Whether it’s baseball or ballet, piano lessons or chess club, sometimes a kid has just had enough and doesn’t want to participate anymore. Their change of attitude can be for a variety of reasons—some legitimate, some not.
It’s all about context here. In some situations, quitting is the right thing to do. In other situations, you might need to push your kid a little to keep at it.
So how do you know? As a parent, how do you walk through this situation with your kid? Do you make them “stick it out” and possibly avoid the “quitter” label, or do you let them walk away?
When to Quit
If your middle schooler has been participating in the activity for a while and they’ve suddenly started to show a lack of interest, then it’s understandable if they want to give it a rest.
From a parent’s point of view, that might feel frustrating. You might think, We’ve spent all this time and money on travel baseball and now you’re done?

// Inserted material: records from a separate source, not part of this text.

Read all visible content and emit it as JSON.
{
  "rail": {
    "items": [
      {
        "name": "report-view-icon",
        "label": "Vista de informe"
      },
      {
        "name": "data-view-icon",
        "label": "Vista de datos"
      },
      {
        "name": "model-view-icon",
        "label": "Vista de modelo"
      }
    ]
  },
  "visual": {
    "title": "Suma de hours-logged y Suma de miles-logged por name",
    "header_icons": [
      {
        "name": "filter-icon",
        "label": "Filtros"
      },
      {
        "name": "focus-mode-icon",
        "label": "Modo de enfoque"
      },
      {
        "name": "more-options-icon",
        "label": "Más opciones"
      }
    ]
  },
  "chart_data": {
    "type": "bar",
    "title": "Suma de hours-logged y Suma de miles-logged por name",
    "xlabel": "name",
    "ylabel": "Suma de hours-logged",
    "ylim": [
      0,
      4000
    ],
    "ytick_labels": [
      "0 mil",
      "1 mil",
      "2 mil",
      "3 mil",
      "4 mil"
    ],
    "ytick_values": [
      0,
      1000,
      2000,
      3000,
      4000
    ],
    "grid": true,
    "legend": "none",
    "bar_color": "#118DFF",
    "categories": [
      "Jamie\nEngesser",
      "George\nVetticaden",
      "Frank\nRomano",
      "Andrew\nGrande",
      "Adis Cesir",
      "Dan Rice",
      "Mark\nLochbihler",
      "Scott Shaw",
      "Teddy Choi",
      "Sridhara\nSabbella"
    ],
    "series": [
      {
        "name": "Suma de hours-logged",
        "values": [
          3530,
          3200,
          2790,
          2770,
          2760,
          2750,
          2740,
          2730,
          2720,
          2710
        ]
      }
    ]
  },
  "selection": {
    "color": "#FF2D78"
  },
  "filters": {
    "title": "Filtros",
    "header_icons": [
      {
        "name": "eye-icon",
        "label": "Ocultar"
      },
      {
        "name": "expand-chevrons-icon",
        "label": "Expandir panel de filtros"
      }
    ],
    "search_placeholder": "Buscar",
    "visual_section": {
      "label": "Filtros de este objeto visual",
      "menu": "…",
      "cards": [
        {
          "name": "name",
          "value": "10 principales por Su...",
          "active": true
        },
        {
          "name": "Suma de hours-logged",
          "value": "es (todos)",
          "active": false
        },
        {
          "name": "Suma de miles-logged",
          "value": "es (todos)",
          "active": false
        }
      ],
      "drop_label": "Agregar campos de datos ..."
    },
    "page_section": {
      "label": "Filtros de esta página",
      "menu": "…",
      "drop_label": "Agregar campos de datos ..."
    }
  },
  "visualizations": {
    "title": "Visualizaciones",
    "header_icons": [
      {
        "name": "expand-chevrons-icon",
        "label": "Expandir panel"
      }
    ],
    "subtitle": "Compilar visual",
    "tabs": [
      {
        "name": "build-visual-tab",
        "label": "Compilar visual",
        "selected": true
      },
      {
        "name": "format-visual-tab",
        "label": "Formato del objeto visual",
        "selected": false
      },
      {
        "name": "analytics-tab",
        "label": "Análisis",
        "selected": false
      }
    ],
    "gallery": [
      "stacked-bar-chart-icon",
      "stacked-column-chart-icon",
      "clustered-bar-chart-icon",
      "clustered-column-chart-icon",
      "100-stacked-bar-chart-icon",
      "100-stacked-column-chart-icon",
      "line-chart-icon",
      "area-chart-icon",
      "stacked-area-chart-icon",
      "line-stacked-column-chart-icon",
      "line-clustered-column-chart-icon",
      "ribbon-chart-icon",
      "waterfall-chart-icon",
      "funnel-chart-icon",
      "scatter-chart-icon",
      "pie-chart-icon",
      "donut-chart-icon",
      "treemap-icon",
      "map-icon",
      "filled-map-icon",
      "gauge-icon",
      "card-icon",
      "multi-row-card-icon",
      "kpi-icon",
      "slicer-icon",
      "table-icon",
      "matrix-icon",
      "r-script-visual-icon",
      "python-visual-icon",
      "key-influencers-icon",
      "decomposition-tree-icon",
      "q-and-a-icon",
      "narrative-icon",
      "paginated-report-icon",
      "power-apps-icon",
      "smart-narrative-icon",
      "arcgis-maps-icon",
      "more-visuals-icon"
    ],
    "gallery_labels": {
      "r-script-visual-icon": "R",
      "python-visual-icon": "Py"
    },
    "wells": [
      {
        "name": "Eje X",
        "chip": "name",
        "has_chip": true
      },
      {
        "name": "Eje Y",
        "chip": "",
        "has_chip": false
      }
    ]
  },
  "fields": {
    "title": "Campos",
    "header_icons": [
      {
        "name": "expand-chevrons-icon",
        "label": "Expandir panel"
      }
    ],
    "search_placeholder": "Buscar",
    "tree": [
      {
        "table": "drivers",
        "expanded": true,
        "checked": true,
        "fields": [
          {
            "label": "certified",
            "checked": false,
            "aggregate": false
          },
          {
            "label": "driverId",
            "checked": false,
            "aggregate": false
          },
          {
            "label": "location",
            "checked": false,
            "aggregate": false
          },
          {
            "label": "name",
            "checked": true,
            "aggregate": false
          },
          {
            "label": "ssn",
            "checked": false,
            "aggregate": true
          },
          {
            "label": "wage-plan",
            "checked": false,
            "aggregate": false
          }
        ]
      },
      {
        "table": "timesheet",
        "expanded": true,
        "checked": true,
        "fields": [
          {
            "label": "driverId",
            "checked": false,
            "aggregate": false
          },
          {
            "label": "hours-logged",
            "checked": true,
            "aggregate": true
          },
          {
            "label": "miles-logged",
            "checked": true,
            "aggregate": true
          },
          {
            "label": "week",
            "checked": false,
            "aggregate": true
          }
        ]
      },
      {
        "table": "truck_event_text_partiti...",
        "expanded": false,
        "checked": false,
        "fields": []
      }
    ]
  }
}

But from their point of view, they might be dealing with burnout, or they might want to try something new. Or maybe they’ve hit a ceiling and are finding it harder to keep up with the other kids from a competitive standpoint. Whatever the reason, pushing them to stay involved in something they’ve emotionally checked out of will probably only make the situation worse.
That said, timing does matter. If your kid is part of a team, it’s important for them to understand that leaving the team mid-season might affect the team and coaches overall.
It’s worth it, prior to each season or new activity, to have an honest discussion with your kid if they want to continue. Then, if their attitude changes mid-stream, encourage them to finish what they started and then feel free to hang up the baseball cleats or guitar pick when the season or series of lessons is over. Also, if it’s just a bad situation—like bullying or over-the-top or inept coaching—then it might also be time to move on.
When to Stick it Out
Depending on your kid’s personality, starting something new might seem incredibly intimidating for all sorts of reasons. They might have to meet new people or put themselves out there in a way they haven’t had to before.
Then after that first practice or lesson, when they hit the first bump in the road and realize this isn’t as easy as they thought, they might want to duck and run—to get out of this as fast as they can.
That’s when you really have to encourage them to keep at it. Quitting something they just started can eventually become a norm—and that’s something they will carry with them later in life.
So that’s why it’s so important for you, as the parent, to dig into the real reason they want to quit. Are they scared to fail? Do they feel like they just aren’t good at the activity? What is driving the sudden change of attitude?
Sit down and have an honest conversation. List the pros and cons of quitting and really try and help them push through those early days. It’s likely, after just a few more lessons or practices, they’ll start to improve and gain confidence.
Remind them that even Michael Jordan was cut from his high school basketball team. Okay, bad example. The point is—we all have to start from somewhere. And the point at which we start looks a lot different, from a talent and results perspective, then where we are mid-journey. Practice doesn’t make perfect, but it definitely makes better.
So, whether or not your kid should quit really depends on their specific situation. Sometimes, they have every reason to step away. Other times, quitting isn’t the best decision and could negatively affect them down the road.
As a parent, the best thing you can do is walk with them through the situation to make the best possible decision that will benefit them the most now and in the long run.